In November 2019, Baron learned about the international company missions organised through the Enterprise Europe Network. “We had issued a call for participants, and Baron immediately showed interest in our outgoing mission to Ireland,” explains Sarah Abdilla, EU Policy & Communications Executive at Malta Business Bureau (MBB), the Maltese Network member.
In December 2019, along with representatives of five other Maltese companies, Baron arrived in Cork, Ireland. The MBB facilitated, together with the Cork Chamber of Commerce and the Cork Innovates Partnership, a series of meetings with some of Ireland’s most reputable cluster organisations, businesses, and innovators.
While in Cork, one business visit stuck out in particular: the global privacy management firm Beacon AI. Prior to this, Baron had worked with Beacon AI’s CEO on various AI development projects. Thanks to the Network, Baron was able to set up an official meeting during the Ireland mission. “It was a mixture of my own initiative and the Network’s support”, recalls Baron. “In Ireland, I knew the local scene, but we wouldn’t have had the opportunity to set meetings without the Network’s support.”
New EU partnerships concluded thanks to the Enterprise Europe Network
Following the mission to Ireland, InboundMuse and Beacon AI signed a Partnership Agreement. InboundMuse continues to manage and optimise all of Beacon AI’s Google ads with their AI optimisation software. As an offshoot of the mission, Baron also benefitted from cultivating professional relationships with the other five Maltese companies.
The Network’s support has extended beyond the successful mission to Ireland. “Maltese Network representatives supported InboundMuse to tap into the Horizon 2020 SME Instrument funding, and also offered coaching and mentoring activities”, explains Abdilla. “The mentor, Mark Willner, was truly extraordinary, we’re still in touch.” says Baron. “Even today, I still use what I gained from him.”
Since 2016, the company has been growing rapidly, with a team of client-facing officers, data scientists and administrators operating all over Europe and servicing a wide cadre of international clients. With the Network’s continued support, Baron is highly motivated to continue EU-wide engagements, as a potential partner in future EU-funded projects or as a host with the Erasmus for Young Entrepreneurs programme.
|The interviews with SME owner(s) and Enterprise Europe Network were conducted before the coronavirus pandemic that put many European companies in a difficult situation.
To support the economy and protect businesses like InboundMuse, the EU has been working closely with Member States since the emergence of coronavirus, putting in place support measures and recovery plans to deal with the impact of COVID-19. Learn more about the management of coronavirus and the recovery plan for Europe.
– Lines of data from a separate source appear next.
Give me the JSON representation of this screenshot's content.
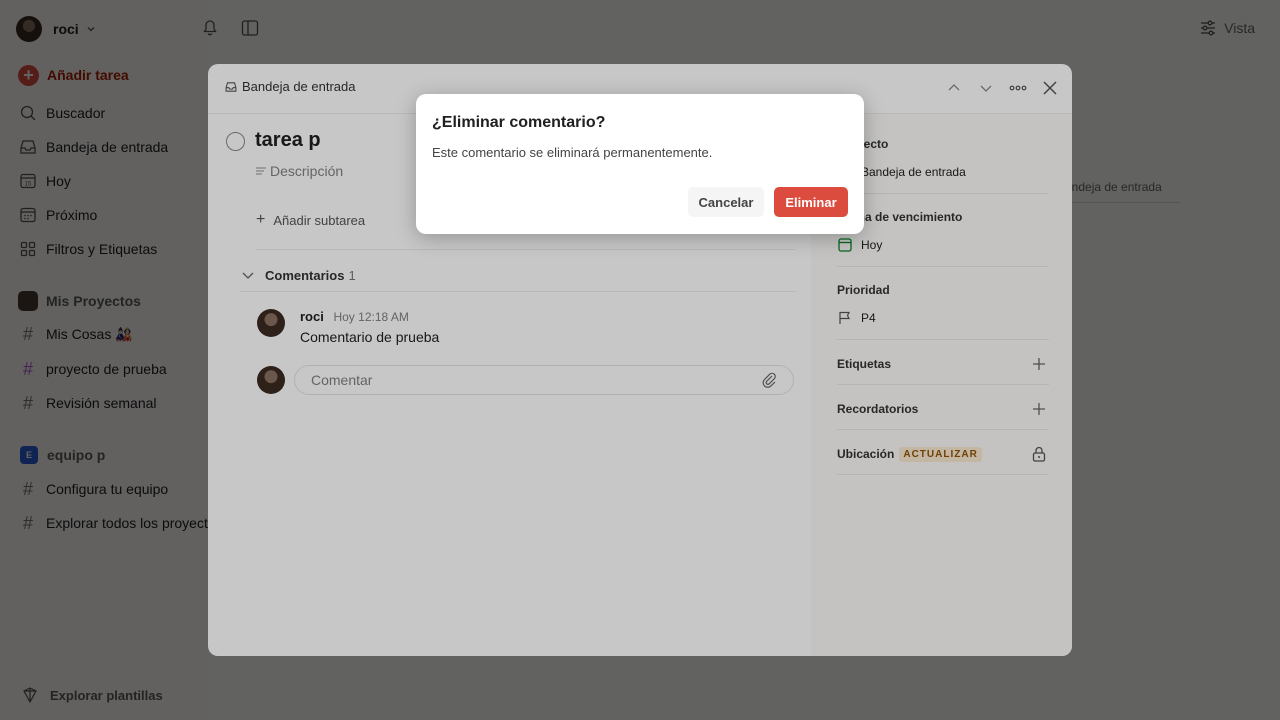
{
  "sidebar": {
    "user_name": "roci",
    "add_task_label": "Añadir tarea",
    "nav": [
      {
        "label": "Buscador",
        "icon": "search-icon"
      },
      {
        "label": "Bandeja de entrada",
        "icon": "inbox-icon"
      },
      {
        "label": "Hoy",
        "icon": "today-calendar-icon"
      },
      {
        "label": "Próximo",
        "icon": "upcoming-calendar-icon"
      },
      {
        "label": "Filtros y Etiquetas",
        "icon": "filters-grid-icon"
      }
    ],
    "my_projects_label": "Mis Proyectos",
    "projects": [
      {
        "label": "Mis Cosas 🎎",
        "color": "#808080"
      },
      {
        "label": "proyecto de prueba",
        "color": "#b05cd1"
      },
      {
        "label": "Revisión semanal",
        "color": "#808080"
      }
    ],
    "team_badge": "E",
    "team_label": "equipo p",
    "team_items": [
      {
        "label": "Configura tu equipo",
        "icon": "hash-icon"
      },
      {
        "label": "Explorar todos los proyectos",
        "icon": "search-project-icon"
      }
    ],
    "templates_label": "Explorar plantillas"
  },
  "top": {
    "view_label": "Vista",
    "bg_inbox_hint": "Bandeja de entrada"
  },
  "task": {
    "breadcrumb": "Bandeja de entrada",
    "title": "tarea p",
    "description_placeholder": "Descripción",
    "add_subtask_label": "Añadir subtarea",
    "comments_label": "Comentarios",
    "comments_count": "1",
    "comment": {
      "author": "roci",
      "time": "Hoy 12:18 AM",
      "text": "Comentario de prueba"
    },
    "comment_placeholder": "Comentar"
  },
  "side": {
    "project_label": "Proyecto",
    "project_value": "Bandeja de entrada",
    "due_label": "Fecha de vencimiento",
    "due_value": "Hoy",
    "priority_label": "Prioridad",
    "priority_value": "P4",
    "labels_label": "Etiquetas",
    "reminders_label": "Recordatorios",
    "location_label": "Ubicación",
    "upgrade_badge": "ACTUALIZAR"
  },
  "dialog": {
    "title": "¿Eliminar comentario?",
    "message": "Este comentario se eliminará permanentemente.",
    "cancel_label": "Cancelar",
    "delete_label": "Eliminar"
  },
  "colors": {
    "accent": "#dc4c3e",
    "overlay": "rgba(0,0,0,0.5)"
  }
}
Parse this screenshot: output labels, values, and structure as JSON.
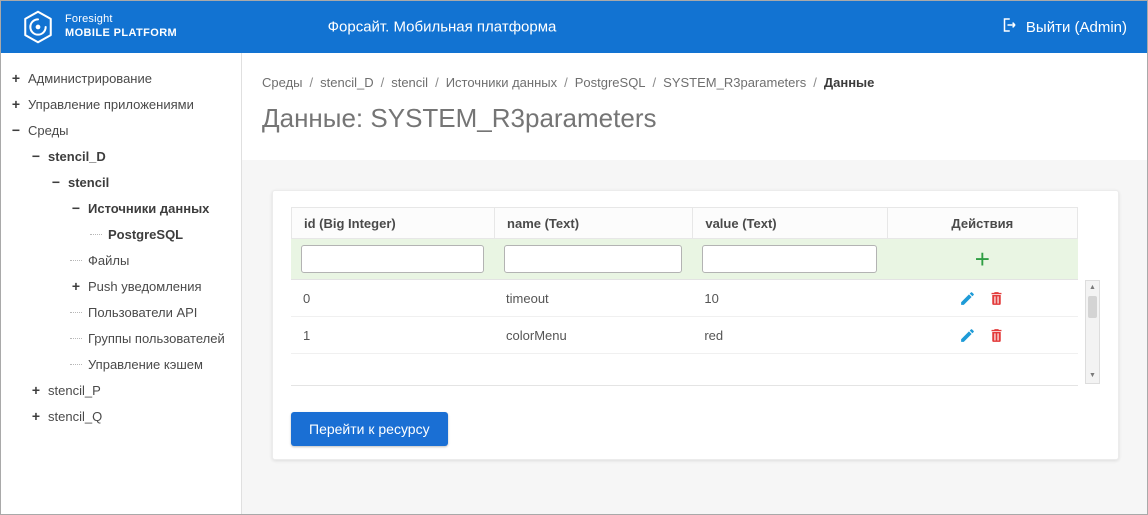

About the Enterprise Europe Network
The world’s largest support network for small and medium-sized enterprises (SMEs) brings together 600 member organisations in more than 60 countries, providing their advice and support to help SMEs to scale-up, access funding and finances, understand EU legislation and find potential business partners across Europe and beyond. The European Commission launched the Enterprise Europe Network in 2008. It is co-financed under the EU’s programme for the competitiveness of SMEs (COSME).